The required result is every line of the records that includes "WalkDown".

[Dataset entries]
· · · · ·

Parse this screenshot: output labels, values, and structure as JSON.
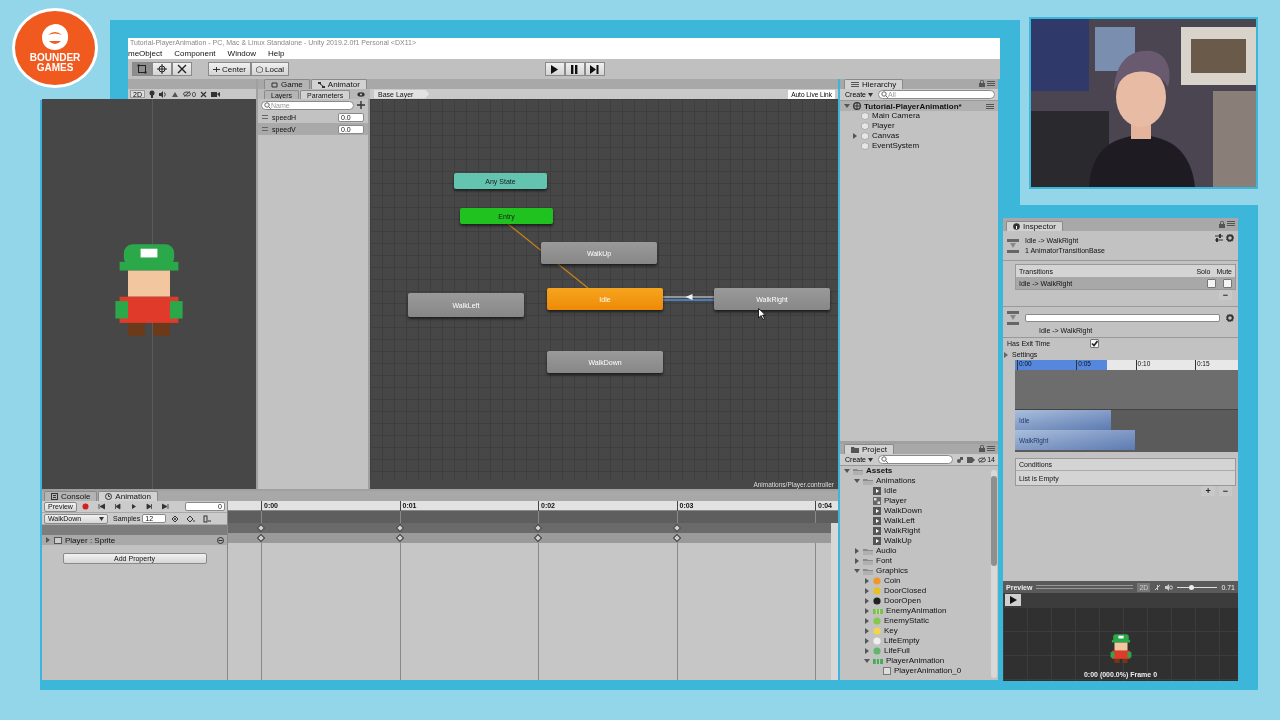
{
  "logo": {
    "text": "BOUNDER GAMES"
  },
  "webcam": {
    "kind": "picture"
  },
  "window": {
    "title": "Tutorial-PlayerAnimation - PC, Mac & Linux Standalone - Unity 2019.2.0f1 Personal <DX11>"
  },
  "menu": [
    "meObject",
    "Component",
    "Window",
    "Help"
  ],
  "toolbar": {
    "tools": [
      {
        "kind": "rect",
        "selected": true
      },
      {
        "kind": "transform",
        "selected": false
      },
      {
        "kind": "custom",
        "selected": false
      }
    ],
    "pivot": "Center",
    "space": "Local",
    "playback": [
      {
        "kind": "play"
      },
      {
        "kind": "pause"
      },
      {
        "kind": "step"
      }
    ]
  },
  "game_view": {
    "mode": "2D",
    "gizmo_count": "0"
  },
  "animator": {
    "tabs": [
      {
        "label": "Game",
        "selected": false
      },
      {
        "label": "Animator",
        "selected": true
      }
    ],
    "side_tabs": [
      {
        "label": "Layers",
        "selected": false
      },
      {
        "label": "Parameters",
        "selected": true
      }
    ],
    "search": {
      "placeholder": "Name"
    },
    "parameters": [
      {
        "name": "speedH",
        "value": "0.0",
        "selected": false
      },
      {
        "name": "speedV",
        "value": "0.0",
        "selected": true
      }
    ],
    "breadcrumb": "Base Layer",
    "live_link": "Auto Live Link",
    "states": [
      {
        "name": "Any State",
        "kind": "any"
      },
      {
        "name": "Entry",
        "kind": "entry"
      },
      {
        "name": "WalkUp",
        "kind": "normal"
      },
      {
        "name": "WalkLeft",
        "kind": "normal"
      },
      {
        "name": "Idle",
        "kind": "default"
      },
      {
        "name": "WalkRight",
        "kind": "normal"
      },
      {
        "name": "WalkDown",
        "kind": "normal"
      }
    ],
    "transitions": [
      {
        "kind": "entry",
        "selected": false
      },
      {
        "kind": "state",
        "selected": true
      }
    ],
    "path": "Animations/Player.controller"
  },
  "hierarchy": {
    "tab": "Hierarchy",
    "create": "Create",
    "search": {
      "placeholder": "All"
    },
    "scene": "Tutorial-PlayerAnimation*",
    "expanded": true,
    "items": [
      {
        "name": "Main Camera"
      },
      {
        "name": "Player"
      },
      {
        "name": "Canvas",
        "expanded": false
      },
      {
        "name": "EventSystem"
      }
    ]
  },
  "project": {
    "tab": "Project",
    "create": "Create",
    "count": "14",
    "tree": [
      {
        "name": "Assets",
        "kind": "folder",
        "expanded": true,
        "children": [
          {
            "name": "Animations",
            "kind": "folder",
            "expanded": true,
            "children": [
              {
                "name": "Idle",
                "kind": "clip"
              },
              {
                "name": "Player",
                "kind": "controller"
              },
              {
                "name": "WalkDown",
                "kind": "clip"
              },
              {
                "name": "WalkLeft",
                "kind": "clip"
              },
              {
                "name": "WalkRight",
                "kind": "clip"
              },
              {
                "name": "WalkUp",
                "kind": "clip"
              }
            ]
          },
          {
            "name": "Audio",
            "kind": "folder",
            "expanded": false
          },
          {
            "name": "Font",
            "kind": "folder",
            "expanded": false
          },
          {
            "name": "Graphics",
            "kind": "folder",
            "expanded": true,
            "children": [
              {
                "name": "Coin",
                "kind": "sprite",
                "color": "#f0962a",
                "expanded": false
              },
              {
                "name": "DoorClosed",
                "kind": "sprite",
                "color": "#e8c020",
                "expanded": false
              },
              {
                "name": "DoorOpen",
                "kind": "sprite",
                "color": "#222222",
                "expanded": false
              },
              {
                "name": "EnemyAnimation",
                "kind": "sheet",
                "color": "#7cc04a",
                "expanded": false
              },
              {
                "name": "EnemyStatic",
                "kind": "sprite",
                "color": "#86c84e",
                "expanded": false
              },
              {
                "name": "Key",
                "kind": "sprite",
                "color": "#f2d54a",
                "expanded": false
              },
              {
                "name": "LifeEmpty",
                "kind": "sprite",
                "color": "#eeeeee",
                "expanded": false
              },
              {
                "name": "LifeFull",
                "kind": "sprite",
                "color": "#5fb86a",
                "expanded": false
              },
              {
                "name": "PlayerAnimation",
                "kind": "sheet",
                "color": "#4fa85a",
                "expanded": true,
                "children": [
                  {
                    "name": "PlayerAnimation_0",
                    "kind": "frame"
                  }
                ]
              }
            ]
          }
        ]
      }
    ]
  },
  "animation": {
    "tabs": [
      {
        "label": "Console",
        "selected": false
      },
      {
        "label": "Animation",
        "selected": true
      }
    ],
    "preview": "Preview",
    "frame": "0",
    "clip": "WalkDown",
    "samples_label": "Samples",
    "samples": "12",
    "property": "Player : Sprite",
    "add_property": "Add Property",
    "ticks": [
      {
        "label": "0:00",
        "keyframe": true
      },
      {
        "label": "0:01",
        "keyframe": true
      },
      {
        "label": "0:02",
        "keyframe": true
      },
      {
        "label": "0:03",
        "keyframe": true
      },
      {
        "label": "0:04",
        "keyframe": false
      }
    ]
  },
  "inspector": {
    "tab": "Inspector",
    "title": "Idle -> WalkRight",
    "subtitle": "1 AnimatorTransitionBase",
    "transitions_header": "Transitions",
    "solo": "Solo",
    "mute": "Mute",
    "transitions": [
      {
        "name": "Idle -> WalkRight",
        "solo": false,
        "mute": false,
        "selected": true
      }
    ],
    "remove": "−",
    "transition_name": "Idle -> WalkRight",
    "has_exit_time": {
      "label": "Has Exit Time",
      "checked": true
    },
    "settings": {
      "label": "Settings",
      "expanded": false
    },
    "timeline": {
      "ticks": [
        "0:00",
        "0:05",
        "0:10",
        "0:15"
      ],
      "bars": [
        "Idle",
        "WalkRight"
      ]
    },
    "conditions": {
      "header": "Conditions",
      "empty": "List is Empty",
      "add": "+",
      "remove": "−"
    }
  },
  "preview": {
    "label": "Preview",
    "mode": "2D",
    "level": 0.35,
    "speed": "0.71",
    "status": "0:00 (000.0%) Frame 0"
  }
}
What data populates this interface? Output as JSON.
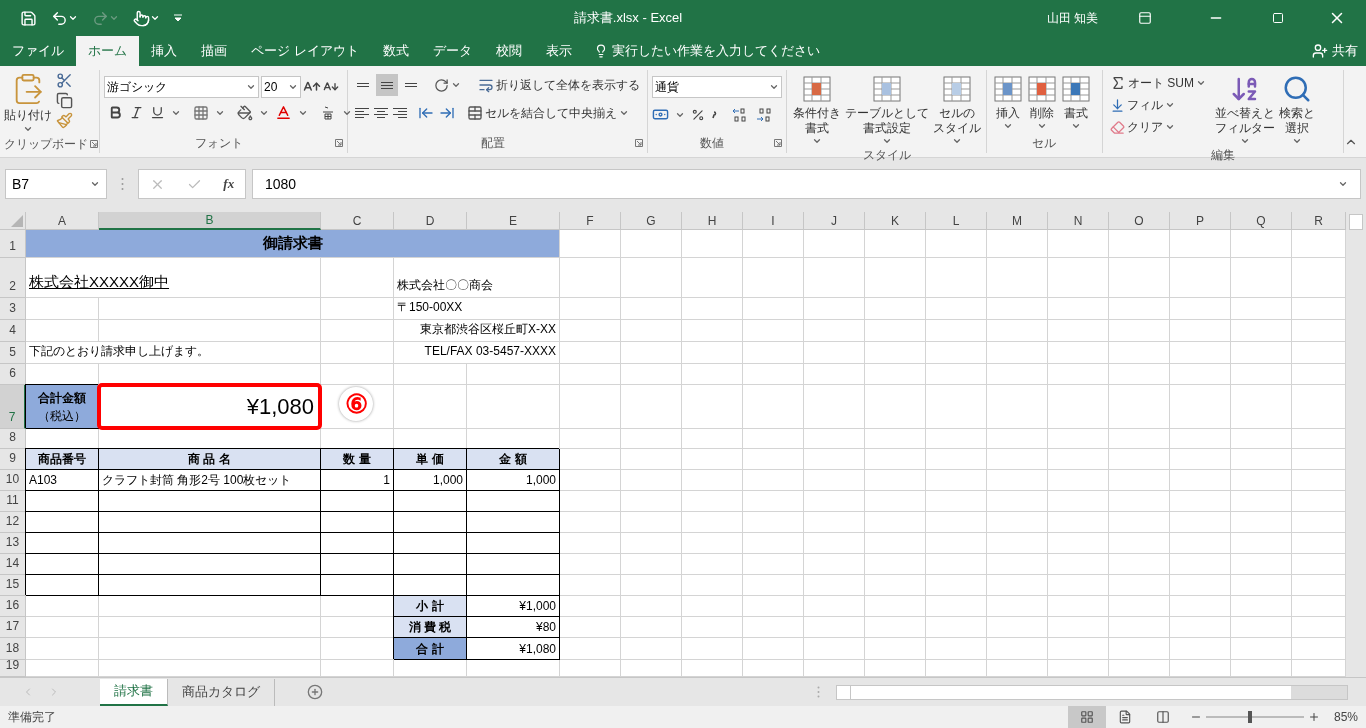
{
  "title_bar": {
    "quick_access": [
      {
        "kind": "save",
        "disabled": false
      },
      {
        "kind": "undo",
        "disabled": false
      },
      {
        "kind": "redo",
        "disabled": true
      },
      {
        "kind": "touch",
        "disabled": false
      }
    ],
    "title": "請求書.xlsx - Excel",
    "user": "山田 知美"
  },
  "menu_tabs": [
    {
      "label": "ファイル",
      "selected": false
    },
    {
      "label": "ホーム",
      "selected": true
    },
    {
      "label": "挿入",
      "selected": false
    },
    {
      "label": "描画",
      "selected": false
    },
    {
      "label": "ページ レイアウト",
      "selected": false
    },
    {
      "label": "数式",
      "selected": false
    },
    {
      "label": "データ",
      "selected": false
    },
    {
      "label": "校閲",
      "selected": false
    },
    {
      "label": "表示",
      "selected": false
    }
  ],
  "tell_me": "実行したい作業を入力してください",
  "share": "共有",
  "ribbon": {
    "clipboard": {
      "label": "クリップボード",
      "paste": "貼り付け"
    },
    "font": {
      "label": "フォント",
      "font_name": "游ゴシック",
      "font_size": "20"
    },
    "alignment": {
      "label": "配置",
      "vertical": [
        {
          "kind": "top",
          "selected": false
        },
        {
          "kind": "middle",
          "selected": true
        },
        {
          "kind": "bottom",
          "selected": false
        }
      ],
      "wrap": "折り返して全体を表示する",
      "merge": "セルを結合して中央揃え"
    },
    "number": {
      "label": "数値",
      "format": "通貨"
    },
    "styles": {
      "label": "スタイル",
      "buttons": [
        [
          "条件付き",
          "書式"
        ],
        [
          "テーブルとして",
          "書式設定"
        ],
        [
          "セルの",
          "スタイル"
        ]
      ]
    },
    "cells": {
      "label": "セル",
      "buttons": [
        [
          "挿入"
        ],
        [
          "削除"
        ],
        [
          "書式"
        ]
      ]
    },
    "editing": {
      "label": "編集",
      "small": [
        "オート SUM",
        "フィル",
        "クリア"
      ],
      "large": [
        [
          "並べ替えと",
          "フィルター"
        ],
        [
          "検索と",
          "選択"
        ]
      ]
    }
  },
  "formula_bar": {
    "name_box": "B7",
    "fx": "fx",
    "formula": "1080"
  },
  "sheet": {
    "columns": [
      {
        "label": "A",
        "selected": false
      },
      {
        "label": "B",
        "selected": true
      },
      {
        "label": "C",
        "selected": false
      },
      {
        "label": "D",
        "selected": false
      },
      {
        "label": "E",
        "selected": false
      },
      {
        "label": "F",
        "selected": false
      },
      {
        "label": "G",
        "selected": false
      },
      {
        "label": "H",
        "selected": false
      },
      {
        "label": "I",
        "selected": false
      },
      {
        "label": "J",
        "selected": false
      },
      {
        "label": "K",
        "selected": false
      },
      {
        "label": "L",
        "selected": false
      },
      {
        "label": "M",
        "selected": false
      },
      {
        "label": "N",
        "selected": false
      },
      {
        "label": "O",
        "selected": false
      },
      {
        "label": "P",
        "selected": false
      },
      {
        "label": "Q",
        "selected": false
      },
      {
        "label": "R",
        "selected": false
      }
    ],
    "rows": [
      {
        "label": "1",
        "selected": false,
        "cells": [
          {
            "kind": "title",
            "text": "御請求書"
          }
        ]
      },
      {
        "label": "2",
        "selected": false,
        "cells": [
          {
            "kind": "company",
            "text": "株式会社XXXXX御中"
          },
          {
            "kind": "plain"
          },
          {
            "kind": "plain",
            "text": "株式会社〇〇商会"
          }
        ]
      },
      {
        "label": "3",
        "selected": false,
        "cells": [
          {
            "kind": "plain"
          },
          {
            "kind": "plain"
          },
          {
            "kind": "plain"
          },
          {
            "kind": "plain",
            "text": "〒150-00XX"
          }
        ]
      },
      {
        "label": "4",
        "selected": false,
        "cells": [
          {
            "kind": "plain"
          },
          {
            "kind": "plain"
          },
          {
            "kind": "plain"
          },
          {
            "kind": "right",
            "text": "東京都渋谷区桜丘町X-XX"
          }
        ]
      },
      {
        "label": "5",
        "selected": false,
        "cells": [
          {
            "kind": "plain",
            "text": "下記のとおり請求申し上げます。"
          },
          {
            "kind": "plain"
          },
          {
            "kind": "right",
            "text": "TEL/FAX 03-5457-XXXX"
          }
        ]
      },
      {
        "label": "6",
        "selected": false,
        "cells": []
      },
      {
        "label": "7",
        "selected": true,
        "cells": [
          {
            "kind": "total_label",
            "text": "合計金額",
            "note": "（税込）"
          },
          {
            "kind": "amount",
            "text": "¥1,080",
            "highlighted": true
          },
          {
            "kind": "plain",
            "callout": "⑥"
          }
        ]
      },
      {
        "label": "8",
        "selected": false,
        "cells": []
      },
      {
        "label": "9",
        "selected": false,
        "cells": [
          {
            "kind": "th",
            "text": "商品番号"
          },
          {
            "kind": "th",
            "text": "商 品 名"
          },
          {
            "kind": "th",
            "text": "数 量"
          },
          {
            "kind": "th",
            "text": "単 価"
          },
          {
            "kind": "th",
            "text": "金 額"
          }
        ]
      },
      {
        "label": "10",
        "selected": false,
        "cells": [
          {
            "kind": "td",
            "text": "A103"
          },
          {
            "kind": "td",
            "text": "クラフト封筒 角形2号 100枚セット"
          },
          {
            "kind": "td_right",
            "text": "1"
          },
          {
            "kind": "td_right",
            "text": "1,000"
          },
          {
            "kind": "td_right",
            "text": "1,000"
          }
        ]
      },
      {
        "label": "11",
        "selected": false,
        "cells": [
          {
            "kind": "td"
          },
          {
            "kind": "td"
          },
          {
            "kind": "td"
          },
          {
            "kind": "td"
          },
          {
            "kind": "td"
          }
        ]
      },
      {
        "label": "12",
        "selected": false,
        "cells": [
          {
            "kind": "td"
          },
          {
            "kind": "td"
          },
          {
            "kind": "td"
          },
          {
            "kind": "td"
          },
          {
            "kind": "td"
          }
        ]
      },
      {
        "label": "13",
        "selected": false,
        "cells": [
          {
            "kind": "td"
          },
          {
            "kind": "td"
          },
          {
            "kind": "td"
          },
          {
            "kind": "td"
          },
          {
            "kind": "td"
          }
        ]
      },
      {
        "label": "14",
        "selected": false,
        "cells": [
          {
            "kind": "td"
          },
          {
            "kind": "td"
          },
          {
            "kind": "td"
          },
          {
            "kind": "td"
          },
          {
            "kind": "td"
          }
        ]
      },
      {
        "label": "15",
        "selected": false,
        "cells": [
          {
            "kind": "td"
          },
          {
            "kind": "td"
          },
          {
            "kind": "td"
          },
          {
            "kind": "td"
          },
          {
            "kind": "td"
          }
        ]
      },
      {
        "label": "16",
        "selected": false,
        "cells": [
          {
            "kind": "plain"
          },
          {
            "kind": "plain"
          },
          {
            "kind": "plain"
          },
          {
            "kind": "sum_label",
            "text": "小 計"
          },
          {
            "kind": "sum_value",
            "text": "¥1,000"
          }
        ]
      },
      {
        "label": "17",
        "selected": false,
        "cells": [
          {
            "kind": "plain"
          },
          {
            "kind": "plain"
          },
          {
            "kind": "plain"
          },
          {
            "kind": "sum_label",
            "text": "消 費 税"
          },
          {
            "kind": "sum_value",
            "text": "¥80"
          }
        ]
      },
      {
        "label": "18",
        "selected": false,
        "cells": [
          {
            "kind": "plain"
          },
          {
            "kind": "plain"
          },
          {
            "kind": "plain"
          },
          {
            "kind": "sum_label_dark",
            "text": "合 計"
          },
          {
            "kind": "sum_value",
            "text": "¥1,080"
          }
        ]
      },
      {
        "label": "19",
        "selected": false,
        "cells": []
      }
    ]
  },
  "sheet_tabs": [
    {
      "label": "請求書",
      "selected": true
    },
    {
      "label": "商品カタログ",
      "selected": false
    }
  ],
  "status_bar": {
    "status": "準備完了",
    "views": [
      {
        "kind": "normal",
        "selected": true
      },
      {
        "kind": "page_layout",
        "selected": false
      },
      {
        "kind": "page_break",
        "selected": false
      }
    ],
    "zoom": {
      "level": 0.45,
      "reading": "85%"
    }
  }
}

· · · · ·

Reply.
        "name": "WalkDown",
                "name": "WalkDown",
    "clip": "WalkDown",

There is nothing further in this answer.